According to Jerry Demeyer of Integrated Safety (makers of the Fall Guy Safety System) over 75-percent of all falls occur climbing the tree or getting in or out of your tree stand. Once hunting height is reached teach them to properly position their harness anchor point on the tree so as to minimize any initial trauma associated with a fall. Teach them to never hurry! There will be other days and more opportunities. No matter what type of stand they will be using have them ascend and descend five to 10 times so they get a good feel for their stand. It is during these times that they will learn to overcome many of the challenges thrown at them.
As a parent or mentor you want to use every available resource to educate and reinforce good practices. If possible, take advantage of the many online resources offered. Online educational tools include various informational portals including those from individual tree stand manufacturers, state regulators like the Minnesota DNR, and the Treestand Manufacturers Association’s online Treestand Safety Course at www.tmastands.com. According to the online Treestand Safety Course 82-percent of those involved in reported incidents involving a tree stand were not wearing a fall restraint system. For links to all 50 official wildlife agency Web sites and their educational resources visit www.huntinfo.org.
As a parent/mentor you have an awesome opportunity to introduce a youngster into a sport that has done so much for so many. Through bowhunting, businesses have been built, families have come together, countless friendships have been forged, individuals have discovered solace and satisfaction and children have found a community they can relate to and trust. They trust you to teach, help and protect them.

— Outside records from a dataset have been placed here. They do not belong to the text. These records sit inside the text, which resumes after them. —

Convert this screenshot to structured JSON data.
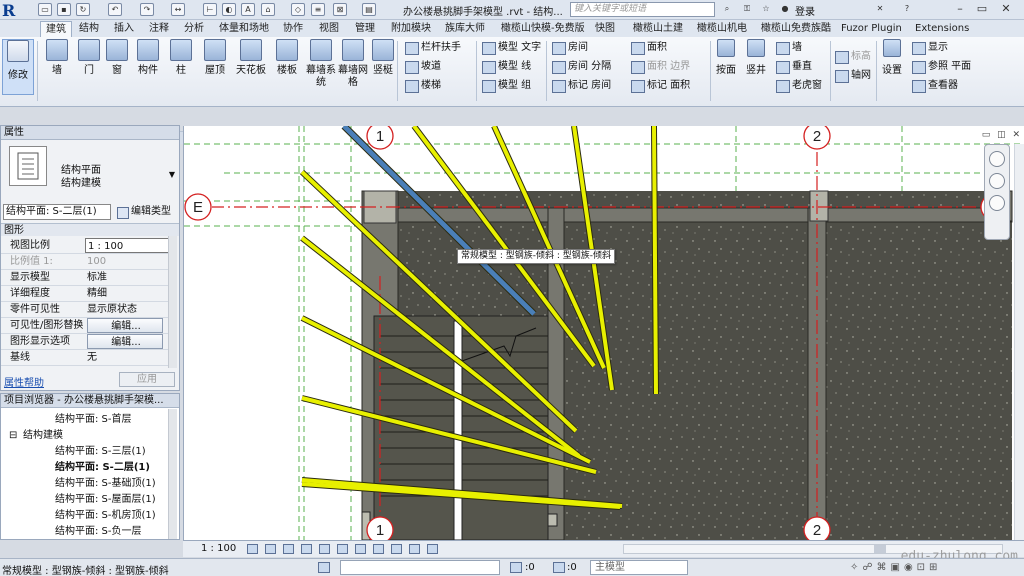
{
  "app": {
    "title": "办公楼悬挑脚手架模型 .rvt - 结构...",
    "search_placeholder": "键入关键字或短语",
    "login_label": "登录",
    "logo_letter": "R"
  },
  "ribbon": {
    "tabs": [
      "建筑",
      "结构",
      "插入",
      "注释",
      "分析",
      "体量和场地",
      "协作",
      "视图",
      "管理",
      "附加模块",
      "族库大师",
      "橄榄山快模-免费版",
      "快图",
      "橄榄山土建",
      "橄榄山机电",
      "橄榄山免费族酷",
      "Fuzor Plugin",
      "Extensions"
    ],
    "active_tab": "建筑",
    "modify_label": "修改",
    "build_buttons": [
      "墙",
      "门",
      "窗",
      "构件",
      "柱",
      "屋顶",
      "天花板",
      "楼板",
      "幕墙系统",
      "幕墙网格",
      "竖梃"
    ],
    "circulation": [
      "栏杆扶手",
      "坡道",
      "楼梯"
    ],
    "model": [
      "模型 文字",
      "模型 线",
      "模型 组"
    ],
    "room": [
      "房间",
      "房间 分隔",
      "标记 房间"
    ],
    "area": [
      "面积",
      "面积 边界",
      "标记 面积"
    ],
    "opening": [
      "按面",
      "竖井",
      "墙",
      "垂直",
      "老虎窗"
    ],
    "datum": [
      "标高",
      "轴网"
    ],
    "workplane": [
      "设置",
      "显示",
      "参照 平面",
      "查看器"
    ]
  },
  "properties": {
    "panel_title": "属性",
    "type_line1": "结构平面",
    "type_line2": "结构建模",
    "view_selector": "结构平面: S-二层(1)",
    "edit_type_label": "编辑类型",
    "section_label": "图形",
    "rows": [
      {
        "key": "视图比例",
        "value": "1 : 100",
        "style": "boxed"
      },
      {
        "key": "比例值 1:",
        "value": "100",
        "style": "grey"
      },
      {
        "key": "显示模型",
        "value": "标准",
        "style": "plain"
      },
      {
        "key": "详细程度",
        "value": "精细",
        "style": "plain"
      },
      {
        "key": "零件可见性",
        "value": "显示原状态",
        "style": "plain"
      },
      {
        "key": "可见性/图形替换",
        "value": "编辑...",
        "style": "btn"
      },
      {
        "key": "图形显示选项",
        "value": "编辑...",
        "style": "btn"
      },
      {
        "key": "基线",
        "value": "无",
        "style": "plain"
      }
    ],
    "help_link": "属性帮助",
    "apply_label": "应用"
  },
  "browser": {
    "title": "项目浏览器 - 办公楼悬挑脚手架模...",
    "items": [
      {
        "label": "结构平面: S-首层",
        "indent": 2,
        "bold": false
      },
      {
        "label": "结构建模",
        "indent": 1,
        "bold": false,
        "toggle": "⊟"
      },
      {
        "label": "结构平面: S-三层(1)",
        "indent": 2,
        "bold": false
      },
      {
        "label": "结构平面: S-二层(1)",
        "indent": 2,
        "bold": true
      },
      {
        "label": "结构平面: S-基础顶(1)",
        "indent": 2,
        "bold": false
      },
      {
        "label": "结构平面: S-屋面层(1)",
        "indent": 2,
        "bold": false
      },
      {
        "label": "结构平面: S-机房顶(1)",
        "indent": 2,
        "bold": false
      },
      {
        "label": "结构平面: S-负一层",
        "indent": 2,
        "bold": false
      }
    ]
  },
  "canvas": {
    "tooltip": "常规模型 : 型钢族-倾斜 : 型钢族-倾斜",
    "grid_labels": {
      "col1": "1",
      "col2": "2",
      "rowE": "E"
    },
    "colors": {
      "beam": "#e8f000",
      "beam_outline": "#2b2b10",
      "slab": "#4d4d45",
      "grid": "#d42020",
      "selected": "#3d6fa8"
    }
  },
  "viewbar": {
    "scale": "1 : 100"
  },
  "status": {
    "text": "常规模型 : 型钢族-倾斜 : 型钢族-倾斜",
    "zero1": ":0",
    "zero2": ":0",
    "model": "主模型"
  },
  "watermark": "edu-zhulong.com"
}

With that in mind, consider carefully the challenges a child will face if permitted to hunt from an elevated position. Think it through from A-to-Z before you ever step foot in the woods. Check attitudes and motives, gauge physical ability, outfit them properly, teach them the ropes and then let them practice, practice, practice. Once you are confident in their ability to safely maneuver their way up a tree is time to take advantage of all that tree stand hunting has to offer–greater success and a view of the forest like no other.